● RECORDS FOR THE EXERCISE:
-- Opening Marker --

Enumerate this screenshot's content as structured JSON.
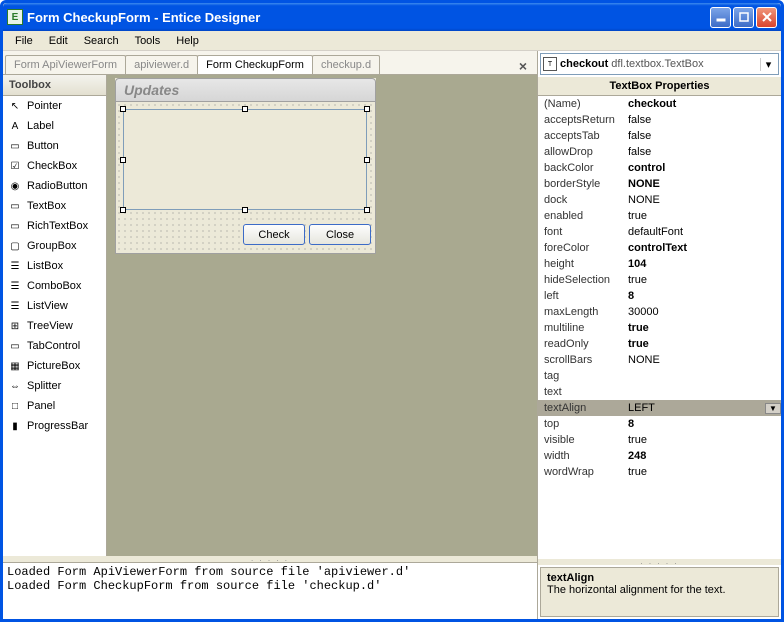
{
  "title": "Form CheckupForm - Entice Designer",
  "menu": [
    "File",
    "Edit",
    "Search",
    "Tools",
    "Help"
  ],
  "tabs": [
    {
      "label": "Form ApiViewerForm",
      "active": false
    },
    {
      "label": "apiviewer.d",
      "active": false
    },
    {
      "label": "Form CheckupForm",
      "active": true
    },
    {
      "label": "checkup.d",
      "active": false
    }
  ],
  "toolbox": {
    "header": "Toolbox",
    "items": [
      {
        "name": "Pointer",
        "glyph": "↖"
      },
      {
        "name": "Label",
        "glyph": "A"
      },
      {
        "name": "Button",
        "glyph": "▭"
      },
      {
        "name": "CheckBox",
        "glyph": "☑"
      },
      {
        "name": "RadioButton",
        "glyph": "◉"
      },
      {
        "name": "TextBox",
        "glyph": "▭"
      },
      {
        "name": "RichTextBox",
        "glyph": "▭"
      },
      {
        "name": "GroupBox",
        "glyph": "▢"
      },
      {
        "name": "ListBox",
        "glyph": "☰"
      },
      {
        "name": "ComboBox",
        "glyph": "☰"
      },
      {
        "name": "ListView",
        "glyph": "☰"
      },
      {
        "name": "TreeView",
        "glyph": "⊞"
      },
      {
        "name": "TabControl",
        "glyph": "▭"
      },
      {
        "name": "PictureBox",
        "glyph": "▦"
      },
      {
        "name": "Splitter",
        "glyph": "⇔"
      },
      {
        "name": "Panel",
        "glyph": "□"
      },
      {
        "name": "ProgressBar",
        "glyph": "▮"
      }
    ]
  },
  "designer_form": {
    "title": "Updates",
    "check_btn": "Check",
    "close_btn": "Close"
  },
  "output_lines": "Loaded Form ApiViewerForm from source file 'apiviewer.d'\nLoaded Form CheckupForm from source file 'checkup.d'",
  "object_selector": {
    "name": "checkout",
    "type": "dfl.textbox.TextBox"
  },
  "props_header": "TextBox Properties",
  "props": [
    {
      "name": "(Name)",
      "value": "checkout",
      "bold": true
    },
    {
      "name": "acceptsReturn",
      "value": "false",
      "bold": false
    },
    {
      "name": "acceptsTab",
      "value": "false",
      "bold": false
    },
    {
      "name": "allowDrop",
      "value": "false",
      "bold": false
    },
    {
      "name": "backColor",
      "value": "control",
      "bold": true
    },
    {
      "name": "borderStyle",
      "value": "NONE",
      "bold": true
    },
    {
      "name": "dock",
      "value": "NONE",
      "bold": false
    },
    {
      "name": "enabled",
      "value": "true",
      "bold": false
    },
    {
      "name": "font",
      "value": "defaultFont",
      "bold": false
    },
    {
      "name": "foreColor",
      "value": "controlText",
      "bold": true
    },
    {
      "name": "height",
      "value": "104",
      "bold": true
    },
    {
      "name": "hideSelection",
      "value": "true",
      "bold": false
    },
    {
      "name": "left",
      "value": "8",
      "bold": true
    },
    {
      "name": "maxLength",
      "value": "30000",
      "bold": false
    },
    {
      "name": "multiline",
      "value": "true",
      "bold": true
    },
    {
      "name": "readOnly",
      "value": "true",
      "bold": true
    },
    {
      "name": "scrollBars",
      "value": "NONE",
      "bold": false
    },
    {
      "name": "tag",
      "value": "",
      "bold": false
    },
    {
      "name": "text",
      "value": "",
      "bold": false
    },
    {
      "name": "textAlign",
      "value": "LEFT",
      "bold": false,
      "selected": true
    },
    {
      "name": "top",
      "value": "8",
      "bold": true
    },
    {
      "name": "visible",
      "value": "true",
      "bold": false
    },
    {
      "name": "width",
      "value": "248",
      "bold": true
    },
    {
      "name": "wordWrap",
      "value": "true",
      "bold": false
    }
  ],
  "prop_desc": {
    "title": "textAlign",
    "text": "The horizontal alignment for the text."
  }
}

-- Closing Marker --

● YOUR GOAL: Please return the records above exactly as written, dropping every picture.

● YOUR SOLUTION:
Enumerate this screenshot's content as structured JSON.
{
  "title": "Form CheckupForm - Entice Designer",
  "menu": [
    "File",
    "Edit",
    "Search",
    "Tools",
    "Help"
  ],
  "tabs": [
    {
      "label": "Form ApiViewerForm",
      "active": false
    },
    {
      "label": "apiviewer.d",
      "active": false
    },
    {
      "label": "Form CheckupForm",
      "active": true
    },
    {
      "label": "checkup.d",
      "active": false
    }
  ],
  "toolbox": {
    "header": "Toolbox",
    "items": [
      {
        "name": "Pointer",
        "glyph": "↖"
      },
      {
        "name": "Label",
        "glyph": "A"
      },
      {
        "name": "Button",
        "glyph": "▭"
      },
      {
        "name": "CheckBox",
        "glyph": "☑"
      },
      {
        "name": "RadioButton",
        "glyph": "◉"
      },
      {
        "name": "TextBox",
        "glyph": "▭"
      },
      {
        "name": "RichTextBox",
        "glyph": "▭"
      },
      {
        "name": "GroupBox",
        "glyph": "▢"
      },
      {
        "name": "ListBox",
        "glyph": "☰"
      },
      {
        "name": "ComboBox",
        "glyph": "☰"
      },
      {
        "name": "ListView",
        "glyph": "☰"
      },
      {
        "name": "TreeView",
        "glyph": "⊞"
      },
      {
        "name": "TabControl",
        "glyph": "▭"
      },
      {
        "name": "PictureBox",
        "glyph": "▦"
      },
      {
        "name": "Splitter",
        "glyph": "⇔"
      },
      {
        "name": "Panel",
        "glyph": "□"
      },
      {
        "name": "ProgressBar",
        "glyph": "▮"
      }
    ]
  },
  "designer_form": {
    "title": "Updates",
    "check_btn": "Check",
    "close_btn": "Close"
  },
  "output_lines": "Loaded Form ApiViewerForm from source file 'apiviewer.d'\nLoaded Form CheckupForm from source file 'checkup.d'",
  "object_selector": {
    "name": "checkout",
    "type": "dfl.textbox.TextBox"
  },
  "props_header": "TextBox Properties",
  "props": [
    {
      "name": "(Name)",
      "value": "checkout",
      "bold": true
    },
    {
      "name": "acceptsReturn",
      "value": "false",
      "bold": false
    },
    {
      "name": "acceptsTab",
      "value": "false",
      "bold": false
    },
    {
      "name": "allowDrop",
      "value": "false",
      "bold": false
    },
    {
      "name": "backColor",
      "value": "control",
      "bold": true
    },
    {
      "name": "borderStyle",
      "value": "NONE",
      "bold": true
    },
    {
      "name": "dock",
      "value": "NONE",
      "bold": false
    },
    {
      "name": "enabled",
      "value": "true",
      "bold": false
    },
    {
      "name": "font",
      "value": "defaultFont",
      "bold": false
    },
    {
      "name": "foreColor",
      "value": "controlText",
      "bold": true
    },
    {
      "name": "height",
      "value": "104",
      "bold": true
    },
    {
      "name": "hideSelection",
      "value": "true",
      "bold": false
    },
    {
      "name": "left",
      "value": "8",
      "bold": true
    },
    {
      "name": "maxLength",
      "value": "30000",
      "bold": false
    },
    {
      "name": "multiline",
      "value": "true",
      "bold": true
    },
    {
      "name": "readOnly",
      "value": "true",
      "bold": true
    },
    {
      "name": "scrollBars",
      "value": "NONE",
      "bold": false
    },
    {
      "name": "tag",
      "value": "",
      "bold": false
    },
    {
      "name": "text",
      "value": "",
      "bold": false
    },
    {
      "name": "textAlign",
      "value": "LEFT",
      "bold": false,
      "selected": true
    },
    {
      "name": "top",
      "value": "8",
      "bold": true
    },
    {
      "name": "visible",
      "value": "true",
      "bold": false
    },
    {
      "name": "width",
      "value": "248",
      "bold": true
    },
    {
      "name": "wordWrap",
      "value": "true",
      "bold": false
    }
  ],
  "prop_desc": {
    "title": "textAlign",
    "text": "The horizontal alignment for the text."
  }
}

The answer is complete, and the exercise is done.